All of the faces and edges were sanding using the orbital sander and I broke the edges by hand - 120 grit all round.
Step 5: Trimming to Fit
Even with my initial layout efforts, the panels ended up being too large for the window openings. In this instance, too large was better than too small.
I set my fence to remove 1/32" and trimmed four adjacent sides. The fence was nudged another 1/32" to trim the four remaining sides. I ran through this process three times, but I wanted a tight tolerance, so it was worth the time and effort.
Step 6: Keyhole
For the ability to hang these panels on wall, I added a keyhole.
Left to right center was found and marked on the top segment. A 3/8" hole was drilled to a depth of 3/8" using a Forstner bit.
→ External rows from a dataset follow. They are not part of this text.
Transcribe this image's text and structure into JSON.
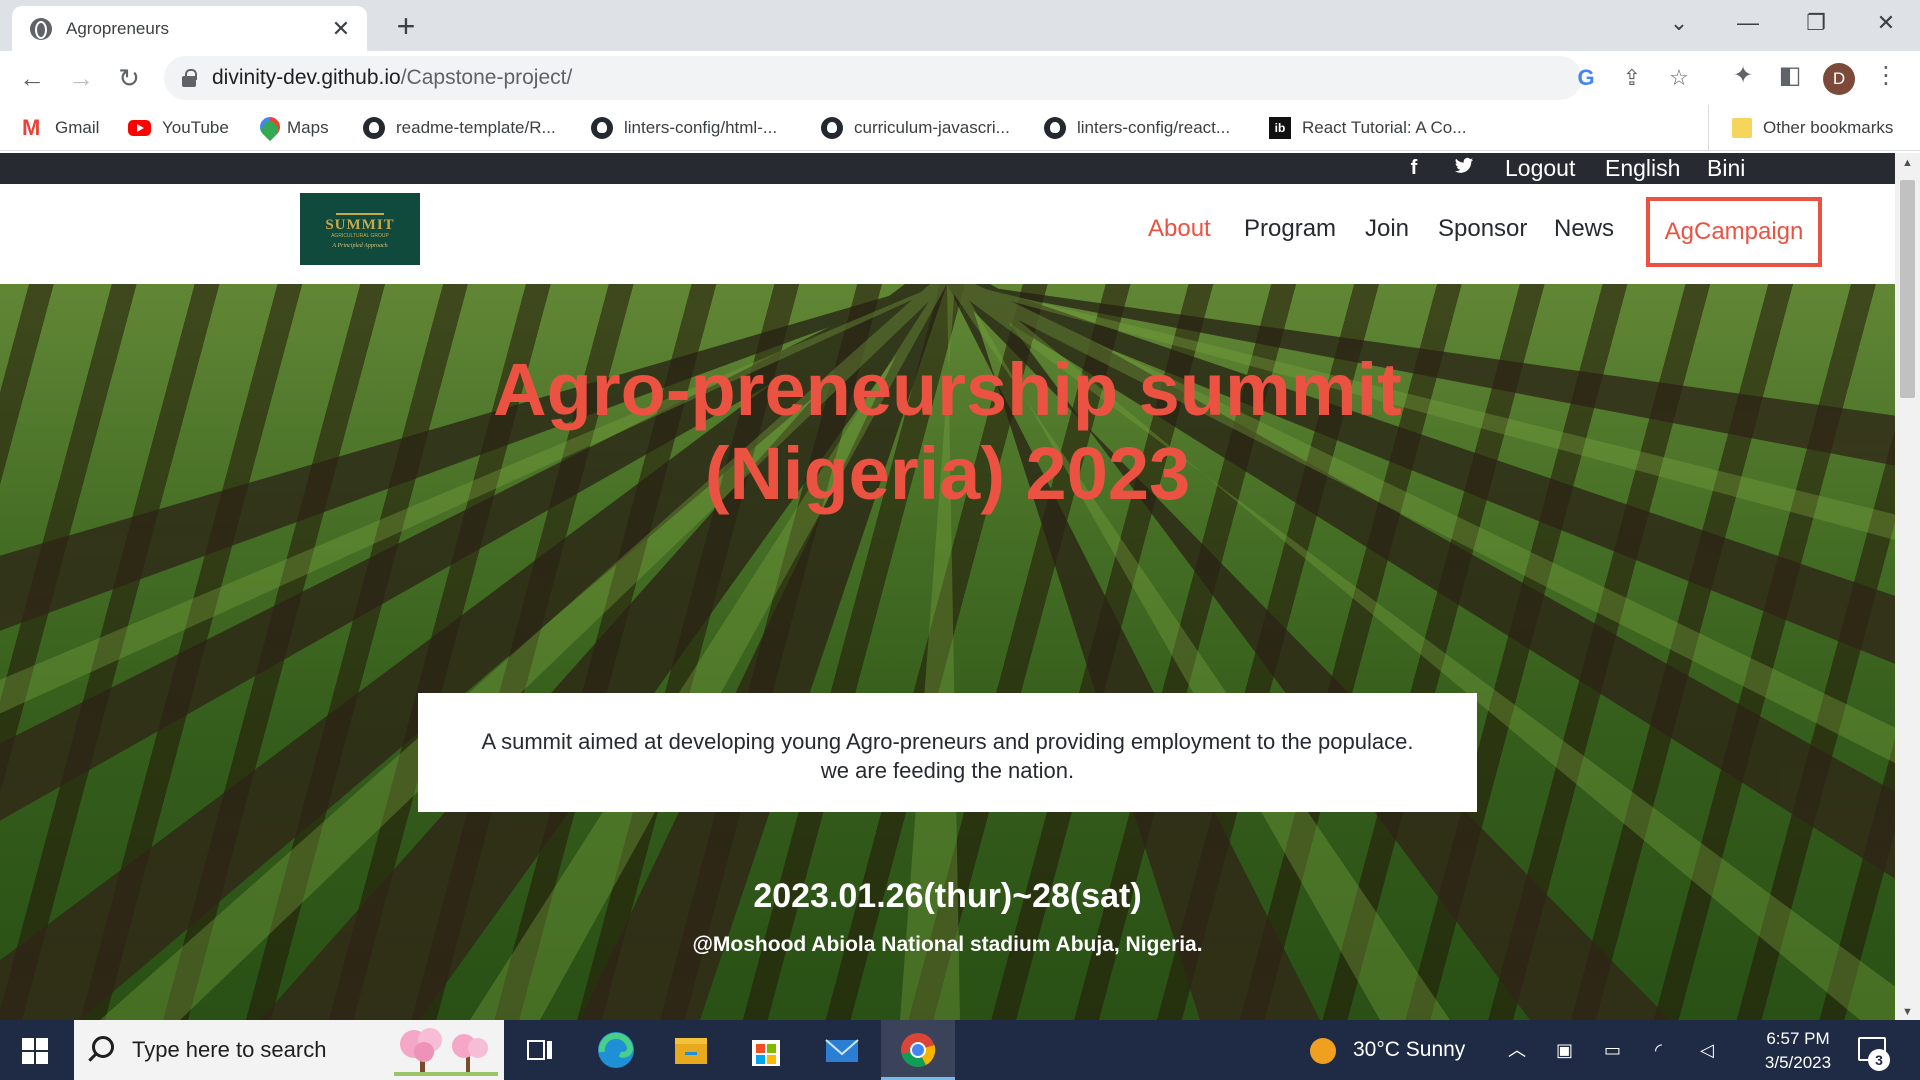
{
  "browser": {
    "tab_title": "Agropreneurs",
    "tab_close": "✕",
    "new_tab": "+",
    "url_host": "divinity-dev.github.io",
    "url_path": "/Capstone-project/",
    "profile_initial": "D",
    "bookmarks": [
      {
        "label": "Gmail",
        "icon": "gmail-icon"
      },
      {
        "label": "YouTube",
        "icon": "youtube-icon"
      },
      {
        "label": "Maps",
        "icon": "maps-icon"
      },
      {
        "label": "readme-template/R...",
        "icon": "github-icon"
      },
      {
        "label": "linters-config/html-...",
        "icon": "github-icon"
      },
      {
        "label": "curriculum-javascri...",
        "icon": "github-icon"
      },
      {
        "label": "linters-config/react...",
        "icon": "github-icon"
      },
      {
        "label": "React Tutorial: A Co...",
        "icon": "ib-icon"
      }
    ],
    "other_bookmarks": "Other bookmarks",
    "ib_text": "ib"
  },
  "site": {
    "topbar": {
      "facebook": "f",
      "logout": "Logout",
      "language": "English",
      "user": "Bini"
    },
    "logo": {
      "title": "SUMMIT",
      "subtitle": "AGRICULTURAL GROUP",
      "tagline": "A Principled Approach"
    },
    "nav": {
      "about": "About",
      "program": "Program",
      "join": "Join",
      "sponsor": "Sponsor",
      "news": "News",
      "campaign": "AgCampaign"
    },
    "hero": {
      "title_line1": "Agro-preneurship summit",
      "title_line2": "(Nigeria) 2023",
      "description_line1": "A summit aimed at developing young Agro-preneurs and providing employment to the populace.",
      "description_line2": "we are feeding the nation.",
      "date": "2023.01.26(thur)~28(sat)",
      "venue": "@Moshood Abiola National stadium Abuja, Nigeria."
    }
  },
  "taskbar": {
    "search_placeholder": "Type here to search",
    "weather": "30°C  Sunny",
    "time": "6:57 PM",
    "date": "3/5/2023",
    "notification_count": "3"
  },
  "colors": {
    "accent": "#ec5242",
    "dark": "#272a31",
    "taskbar": "#1f2a44"
  }
}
A speed square was clamped to the frame to ensure a straight cut with the trim router and keyhole bit.
Step 7: Shellac and Paint
Finish was one coat of shellac, quick sanding with 220 grit for any raised grain, then two coats of paint.
Step 8: In Place
The final fit is pretty close to perfect - loose enough for the panes to be inserted without binding, but tight enough to prevent them from tilting forward and falling out.
They restrict a lot of light, so I expect they'll end up on the wall sooner rather than later.
My goal was to return them to and keep them with the house. I think they look pretty good.
Participated in the
2 years ago
2 years ago
Nice job. It would pain me to replace the stained glass windows with modern windows. This is a great way to save them and still have an energy-efficient window. Well done!
2 years ago on Introduction
The title seems a bit misleading, as you are making "Inserts for Stained Glass Windows", no "Stained Glass Window... Inserts", y'know?
Reply 2 years ago
The stained glass panels are being inserted into my existing windows. It don't agree with your assessment of it being misleading.
Reply 2 years ago
All articles on Instructables are presumed to have the preface "How to Make". 'Stained Glass Window' is an adjective for 'insert' in the title you have used, rather than the object, as it would be in "How to Make Inserts *for* Stained Glass Windows". As someone looking for the former (making stained glass windows for inserts), not the latter - it was an accidental misdirection in the title. Due to the word 'insert', it has different effects on its adjective, unlike, for example, your other Instructable for "The Taco Phone Holder", where 'phone holder' is a two word single object.
2 years ago
I think you solved this 'problem' in the ideal way. The stained glass remains as an option to future owners, and can be displayed decoratively or used in place if the light reduction can be tolerated. Very neat job, well done.
2 years ago
Very nice work! Nothing like running stained glass over the table saw to give you pause!